“And while I’m thinking about it, why haven’t you told the children the real Christmas story?” he asked.
“You mean about the baby Jesus?” the teacher asked in disbelief.
“Is there another Christmas story that I’m not aware of?” Santa said with an impatient twitch of his mustache.
“But, we can’t promote religion in the public school,” she retorted.
“Who’s promoting?” said Santa. “You’re teaching about your culture. May I remind you of the Florey case in which the Court ruled that as long as education about the religious holiday is ‘presented in a prudent and objective manner and as a traditional part of the cultural and religious heritage,’ it is permitted.”
By now the teacher was quite confused. She had never heard this before. She always assumed that recognizing the religious aspects of Christmas at school was off limits.
“We can’t even call Christmas by its name. We have to call it ‘Winter Break,’” she said with regret in her voice.
“A tragedy of modern times,” Santa said with a sigh. “And it’s not even consistent with other public practices. The Supreme Court acknowledged in Lynch v. Donnellythat ‘Executive Orders and other official announcements of Presidents and of the Congress have proclaimed both Christmas and Thanksgiving National Holidays in religious terms. And, by Acts of Congress, it has long been the practice that federal employees are released from duties on these National Holidays, while being paid from the same public revenues that provide the compensation of the Chaplain of the Senate and the House and military services. Thus, it is clear that Government has long recognized—indeed it has subsidized— holidays with religious significance.’ ”
Santa added, “The Lynch case dealt with the public display of a nativity scene, which the Court said didn't violate the Constitution. And, in its ruling the justices actually assumed public school children are singing traditional Christmas carols. The Court wrote, “To forbid the use of this one passive symbol while hymns and carols are sung and played in public places including schools, and while Congress and state legislatures open public sessions with prayers, would be an overreaction contrary to this Nation's history and this Court's holdings.” (emphasis added)
“How is it that you know so much about United States law?” asked the astonished teacher.
“I’ve been around a long time,” he replied. “And I’m saddened to see so many children think that Christmas is just about getting video games and toys. For that matter, it’s not just about ‘Love’ either.
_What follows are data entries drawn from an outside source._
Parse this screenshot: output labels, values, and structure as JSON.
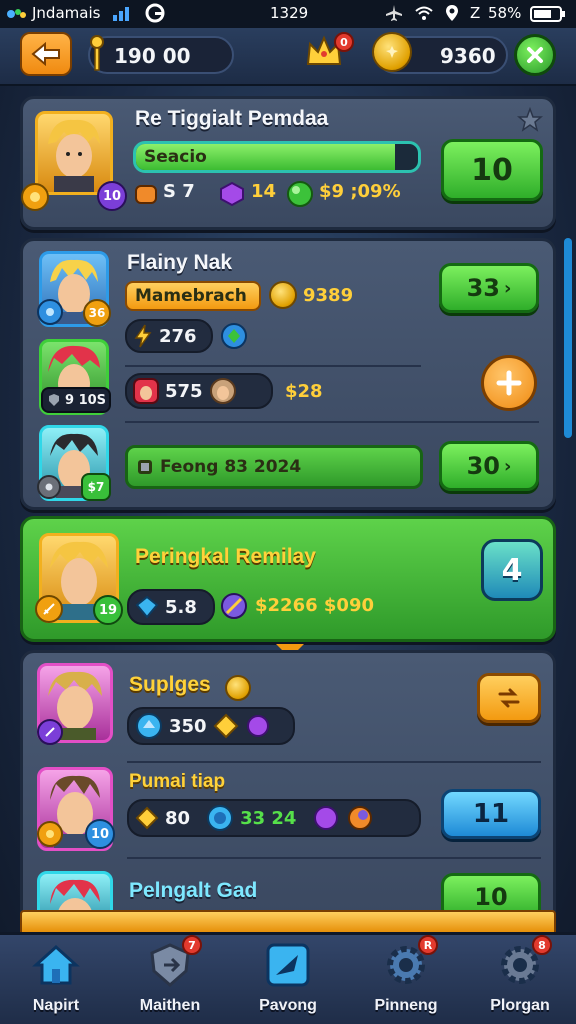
{
  "status_bar": {
    "carrier": "Jndamais",
    "time": "1329",
    "battery": "58%",
    "signal_prefix": "Z"
  },
  "top_bar": {
    "resource_value": "190 00",
    "crown_badge": "0",
    "coin_value": "9360"
  },
  "header_card": {
    "title": "Re Tiggialt Pemdaa",
    "progress_label": "Seacio",
    "progress_percent": 92,
    "level": "10",
    "stats": [
      "S 7",
      "14",
      "$9 ;09%"
    ],
    "action_value": "10"
  },
  "group_card": {
    "members": [
      {
        "name": "Flainy Nak",
        "tag": "Mamebrach",
        "coin_value": "9389",
        "level": "36",
        "stat": "276",
        "action_value": "33"
      },
      {
        "level": "9 10S",
        "stat": "575",
        "gold_value": "$28"
      },
      {
        "level": "$7",
        "progress_text": "Feong 83 2024",
        "action_value": "30"
      }
    ]
  },
  "highlight_card": {
    "title": "Peringkal Remilay",
    "level": "19",
    "stat": "5.8",
    "gold_value": "$2266 $090",
    "badge_value": "4"
  },
  "list_card": {
    "items": [
      {
        "name": "Suplges",
        "stat": "350"
      },
      {
        "name": "Pumai tiap",
        "level": "10",
        "stat_a": "80",
        "stat_b": "33 24",
        "action_value": "11"
      },
      {
        "name": "Pelngalt Gad",
        "action_value": "10"
      }
    ]
  },
  "bottom_nav": {
    "items": [
      {
        "label": "Napirt",
        "icon": "home-icon",
        "badge": ""
      },
      {
        "label": "Maithen",
        "icon": "shield-icon",
        "badge": "7"
      },
      {
        "label": "Pavong",
        "icon": "play-icon",
        "badge": ""
      },
      {
        "label": "Pinneng",
        "icon": "gear-icon",
        "badge": "R"
      },
      {
        "label": "Plorgan",
        "icon": "settings-icon",
        "badge": "8"
      }
    ]
  },
  "colors": {
    "accent_green": "#3cbc32",
    "accent_orange": "#f08a10",
    "accent_gold": "#ffd23a",
    "accent_blue": "#1e8ad6",
    "panel": "#3a4860"
  }
}
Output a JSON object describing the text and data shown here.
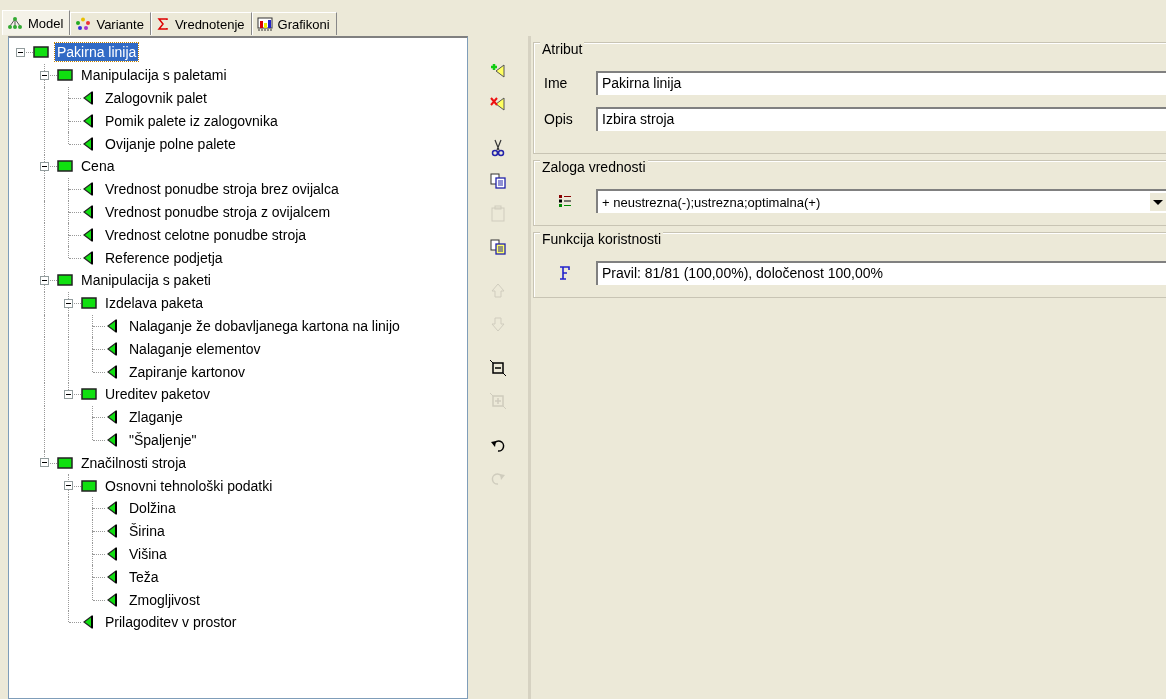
{
  "tabs": [
    {
      "label": "Model",
      "kind": "model",
      "selected": true
    },
    {
      "label": "Variante",
      "kind": "variants",
      "selected": false
    },
    {
      "label": "Vrednotenje",
      "kind": "sigma",
      "selected": false
    },
    {
      "label": "Grafikoni",
      "kind": "chart",
      "selected": false
    }
  ],
  "tree": [
    {
      "label": "Pakirna linija",
      "kind": "group",
      "expanded": true,
      "selected": true,
      "children": [
        {
          "label": "Manipulacija s paletami",
          "kind": "group",
          "expanded": true,
          "selected": false,
          "children": [
            {
              "label": "Zalogovnik palet",
              "kind": "leaf",
              "selected": false
            },
            {
              "label": "Pomik palete iz zalogovnika",
              "kind": "leaf",
              "selected": false
            },
            {
              "label": "Ovijanje polne palete",
              "kind": "leaf",
              "selected": false
            }
          ]
        },
        {
          "label": "Cena",
          "kind": "group",
          "expanded": true,
          "selected": false,
          "children": [
            {
              "label": "Vrednost ponudbe stroja brez ovijalca",
              "kind": "leaf",
              "selected": false
            },
            {
              "label": "Vrednost ponudbe stroja z ovijalcem",
              "kind": "leaf",
              "selected": false
            },
            {
              "label": "Vrednost celotne ponudbe stroja",
              "kind": "leaf",
              "selected": false
            },
            {
              "label": "Reference podjetja",
              "kind": "leaf",
              "selected": false
            }
          ]
        },
        {
          "label": "Manipulacija s paketi",
          "kind": "group",
          "expanded": true,
          "selected": false,
          "children": [
            {
              "label": "Izdelava paketa",
              "kind": "group",
              "expanded": true,
              "selected": false,
              "children": [
                {
                  "label": "Nalaganje že dobavljanega kartona na linijo",
                  "kind": "leaf",
                  "selected": false
                },
                {
                  "label": "Nalaganje elementov",
                  "kind": "leaf",
                  "selected": false
                },
                {
                  "label": "Zapiranje kartonov",
                  "kind": "leaf",
                  "selected": false
                }
              ]
            },
            {
              "label": "Ureditev paketov",
              "kind": "group",
              "expanded": true,
              "selected": false,
              "children": [
                {
                  "label": "Zlaganje",
                  "kind": "leaf",
                  "selected": false
                },
                {
                  "label": "\"Špaljenje\"",
                  "kind": "leaf",
                  "selected": false
                }
              ]
            }
          ]
        },
        {
          "label": "Značilnosti stroja",
          "kind": "group",
          "expanded": true,
          "selected": false,
          "children": [
            {
              "label": "Osnovni tehnološki podatki",
              "kind": "group",
              "expanded": true,
              "selected": false,
              "children": [
                {
                  "label": "Dolžina",
                  "kind": "leaf",
                  "selected": false
                },
                {
                  "label": "Širina",
                  "kind": "leaf",
                  "selected": false
                },
                {
                  "label": "Višina",
                  "kind": "leaf",
                  "selected": false
                },
                {
                  "label": "Teža",
                  "kind": "leaf",
                  "selected": false
                },
                {
                  "label": "Zmogljivost",
                  "kind": "leaf",
                  "selected": false
                }
              ]
            },
            {
              "label": "Prilagoditev v prostor",
              "kind": "leaf",
              "selected": false
            }
          ]
        }
      ]
    }
  ],
  "toolbar": [
    [
      {
        "kind": "add",
        "disabled": false
      },
      {
        "kind": "delete",
        "disabled": false
      }
    ],
    [
      {
        "kind": "cut",
        "disabled": false
      },
      {
        "kind": "copy",
        "disabled": false
      },
      {
        "kind": "paste",
        "disabled": true
      },
      {
        "kind": "copy2",
        "disabled": false
      }
    ],
    [
      {
        "kind": "up",
        "disabled": true
      },
      {
        "kind": "down",
        "disabled": true
      }
    ],
    [
      {
        "kind": "collapse",
        "disabled": false
      },
      {
        "kind": "expand",
        "disabled": true
      }
    ],
    [
      {
        "kind": "undo",
        "disabled": false
      },
      {
        "kind": "redo",
        "disabled": true
      }
    ]
  ],
  "attribute": {
    "title": "Atribut",
    "fields": [
      {
        "label": "Ime",
        "value": "Pakirna linija"
      },
      {
        "label": "Opis",
        "value": "Izbira stroja"
      }
    ]
  },
  "value_scale": {
    "title": "Zaloga vrednosti",
    "value": "+ neustrezna(-);ustrezna;optimalna(+)"
  },
  "utility_function": {
    "title": "Funkcija koristnosti",
    "value": "Pravil: 81/81 (100,00%), določenost 100,00%"
  }
}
It’s about the baby Jesus as a gift from God. When I give gifts it is only to remind people of The Gift from God to all of us. I guess I just want kids to turn off the TV and look up from their smart phones long enough to realize that there are deeper things in life—things that we carry with us from generation to generation. We have a culture with deep roots and I want to give children a little depth...then they can go back to the TV if they must.” Santa scooped up his bag, and then added, “I guess I’ve given you the best gift I possibly could. I’ve given you freedom.”
“What do you mean?” the teacher asked.
“For years you’ve lived under the burden of self-imposed censorship about Christmas. You placed a gag order over your own mouth. Now you can be free from that! You can give to your students what you had as a child in school.” He turned and started up the chimney. With a jolly chuckle, he said as he went, “Like the baby Jesus said when he grew up, ‘You shall know the truth and the truth shall set you free.’”